    Modders can edit the Geck ini to change the length of the player responses anyway. For Oblivion they had this crappy thing where even if you tried to make the player responses longer you couldn't get beyond 53 characters anyway. For Fallout 3 they changed it so that you could display much longer sentences - it just means that the dialogue box becomes bigger and bigger (sometime obscuring the NPC's face).
     
    ^ Top  
  21. Morkar illiterate

    Morkar
    Joined:
    Dec 9, 2008
    Messages:
    5,756
    Location:
    Germany
    The only reason for the character limit is that you can read it on the xbox without obscuring the npcs faces?
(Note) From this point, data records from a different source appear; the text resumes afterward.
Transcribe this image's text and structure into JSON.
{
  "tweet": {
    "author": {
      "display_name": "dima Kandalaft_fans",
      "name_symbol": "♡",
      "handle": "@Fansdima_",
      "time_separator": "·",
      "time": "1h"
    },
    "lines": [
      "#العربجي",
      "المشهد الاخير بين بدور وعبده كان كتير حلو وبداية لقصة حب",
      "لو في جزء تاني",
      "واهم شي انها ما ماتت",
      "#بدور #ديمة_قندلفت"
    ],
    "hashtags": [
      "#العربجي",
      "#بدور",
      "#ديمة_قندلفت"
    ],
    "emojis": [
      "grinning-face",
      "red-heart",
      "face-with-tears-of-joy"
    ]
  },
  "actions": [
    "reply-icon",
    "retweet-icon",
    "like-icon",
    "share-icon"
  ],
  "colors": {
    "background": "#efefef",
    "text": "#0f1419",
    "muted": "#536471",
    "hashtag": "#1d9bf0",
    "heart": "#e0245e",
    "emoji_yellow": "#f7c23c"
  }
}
Nice...
     
    ^ Top  
  22. Clockwork Knight Arcane

    Clockwork Knight
    Joined:
    May 6, 2009
    Messages:
    1,869,318
    Location:
    Glass Fields, Ruins of Old Iran
    I imagine it's so the VAs can record multiple short sentences, instead of a single, gigantic one.
     
    ^ Top  
  23. Think big! Smoking Dicks

    Think big!
    Joined:
    Oct 29, 2008
    Messages:
    10,610
    Not so much Deus Ex.
     
    ^ Top  
  24. deuxhero Arcane

    deuxhero
    Joined:
    Jul 30, 2007
    Messages:
    8,482
    Location:
    Flowery Land
    ^ Top  
  25. Xor Prestigious Gentleman Arcane

    Xor
    Joined:
    Jan 21, 2008
    Messages:
    9,301
    Codex 2014 PC RPG Website of the Year, 2015 Codex 2016 - The Age of Grimoire Divinity: Original Sin Torment: Tides of Numenera Wasteland 2 Divinity: Original Sin 2
    I think this is a matter of taste more than anything else. I prefer my protagonist to have a bit more personality given by the writers than was available in NV. Torment did this well, with practically every dialog having 10 or so responses. KOTOR2 did a good job with this, as well.
     
    ^ Top  

(buying stuff via the above buttons helps us pay the hosting bills, thanks!)